chafes at your comments
when you try to comfort them?
at someone's tactless remarks
when they spoke to you or about
your medical situation?
what to say and when
during time shared with
someone who's sick,
recovering or facing disabilities.
It is based on mutual respect.
The New York Times has an insightful "What to Say to Someone Who's Sick" article that I recommend you read. The only thing missing from it is what to say to rude visitors, relatives and former friends who just don't catch on to polite behavior around someone who's ill.
The good news is that you can find some responses that medical and mental health professionals endorse in "EMPOWER Yourself to Cope with a Medical Challenge." The "Power to the Patient" preface guides you in what to say to clueless people.
Sometimes, apparently clueless people are actually out to hurt your feelings (there are too many reasons to count for the behavior on this blog). They imply that you're not doing enough, good enough, fill in the blank. Know that the insults are one-upping events. The speakers insinuate that they're better than you. Pages 4-7 offer STOPYACOLD responses to the nonsense.

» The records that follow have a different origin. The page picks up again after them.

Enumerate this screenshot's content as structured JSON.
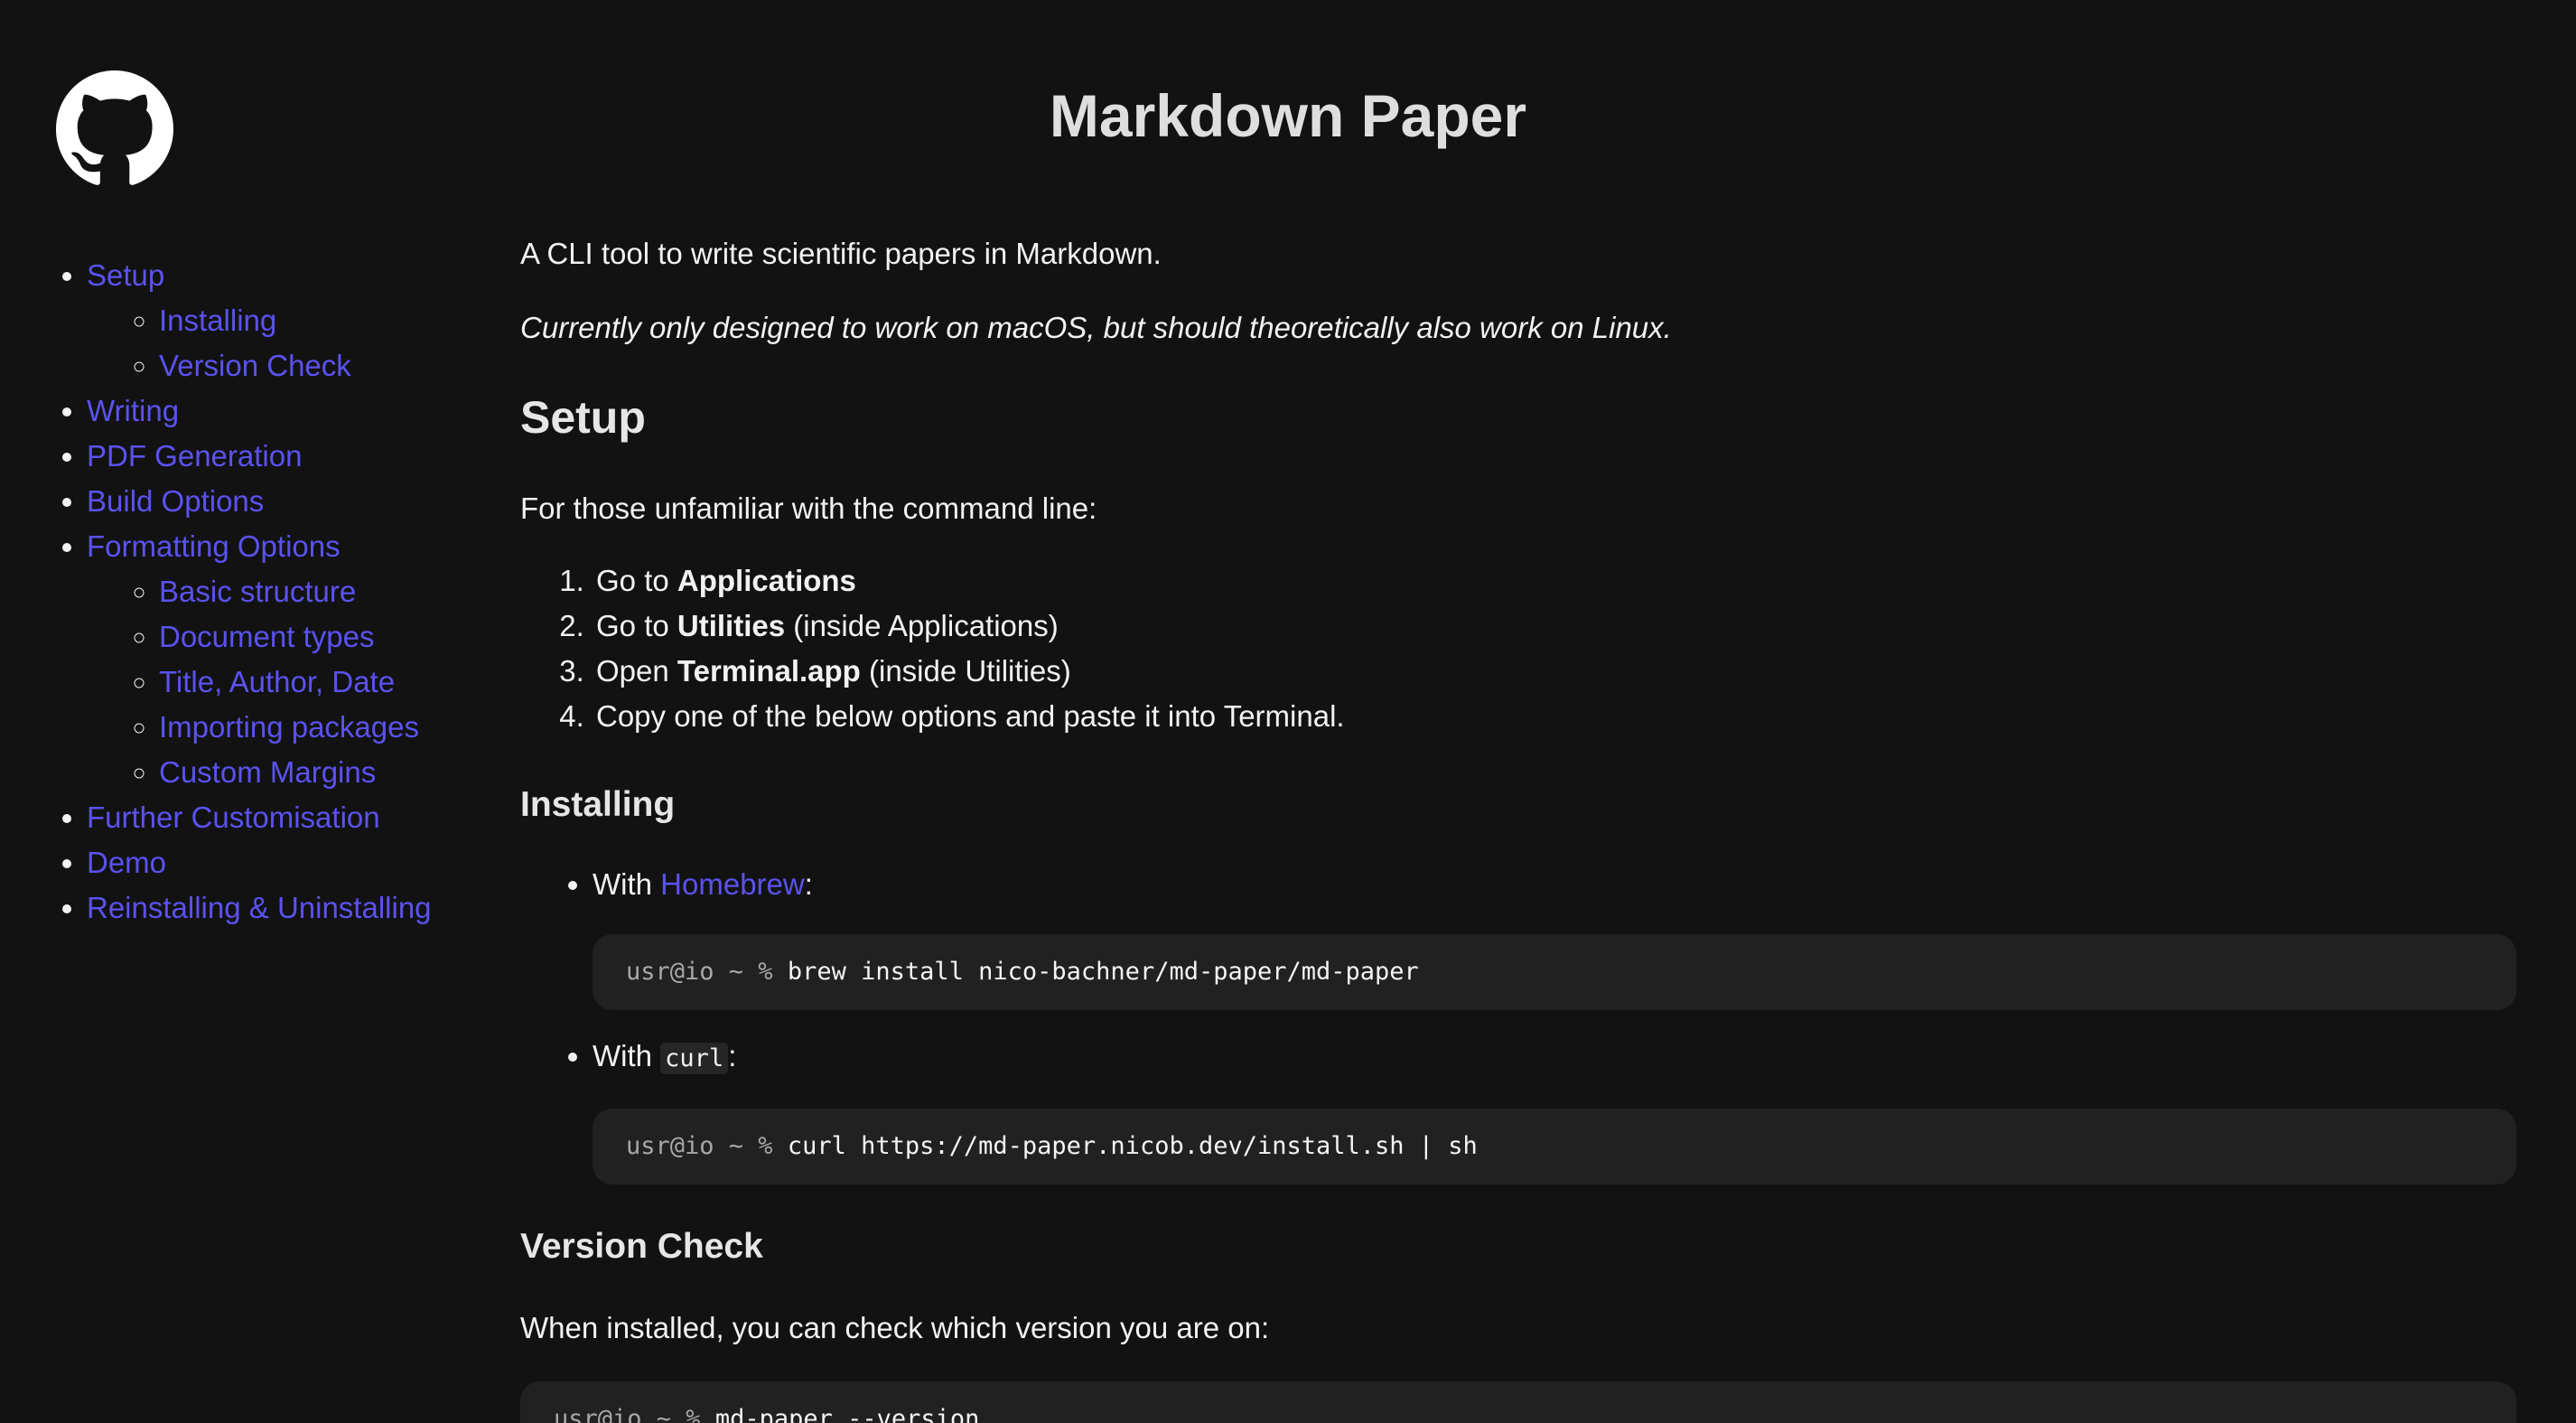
{
  "header": {
    "title": "Markdown Paper"
  },
  "sidebar": {
    "logo_icon": "github-icon",
    "items": [
      {
        "label": "Setup",
        "children": [
          {
            "label": "Installing"
          },
          {
            "label": "Version Check"
          }
        ]
      },
      {
        "label": "Writing"
      },
      {
        "label": "PDF Generation"
      },
      {
        "label": "Build Options"
      },
      {
        "label": "Formatting Options",
        "children": [
          {
            "label": "Basic structure"
          },
          {
            "label": "Document types"
          },
          {
            "label": "Title, Author, Date"
          },
          {
            "label": "Importing packages"
          },
          {
            "label": "Custom Margins"
          }
        ]
      },
      {
        "label": "Further Customisation"
      },
      {
        "label": "Demo"
      },
      {
        "label": "Reinstalling & Uninstalling"
      }
    ]
  },
  "main": {
    "intro": "A CLI tool to write scientific papers in Markdown.",
    "note": "Currently only designed to work on macOS, but should theoretically also work on Linux.",
    "setup": {
      "heading": "Setup",
      "lead": "For those unfamiliar with the command line:",
      "steps": [
        {
          "pre": "Go to ",
          "bold": "Applications",
          "post": ""
        },
        {
          "pre": "Go to ",
          "bold": "Utilities",
          "post": " (inside Applications)"
        },
        {
          "pre": "Open ",
          "bold": "Terminal.app",
          "post": " (inside Utilities)"
        },
        {
          "pre": "Copy one of the below options and paste it into Terminal.",
          "bold": "",
          "post": ""
        }
      ]
    },
    "installing": {
      "heading": "Installing",
      "options": [
        {
          "pre": "With ",
          "link": "Homebrew",
          "post": ":",
          "prompt": "usr@io ~ % ",
          "command": "brew install nico-bachner/md-paper/md-paper"
        },
        {
          "pre": "With ",
          "code": "curl",
          "post": ":",
          "prompt": "usr@io ~ % ",
          "command": "curl https://md-paper.nicob.dev/install.sh | sh"
        }
      ]
    },
    "version_check": {
      "heading": "Version Check",
      "lead": "When installed, you can check which version you are on:",
      "prompt": "usr@io ~ % ",
      "command": "md-paper --version"
    }
  },
  "colors": {
    "background": "#121212",
    "link": "#5b52f0",
    "text": "#f2f2f2",
    "code_background": "#212121"
  }
}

The License to Cry is worth a lifetime of emotional relief.
Share those passages, and others if you wish, with loved ones - even your medical team if the staff is agreeable.
Restore your self-respect. Know what to say to people hurting your feelings, and when. EMPOWER Yourself to Cope with a Medical Challenge. Medical and mental health professionals recommend it.
Face Your Medical Problems with Dignity.
Face Your Future with Optimism.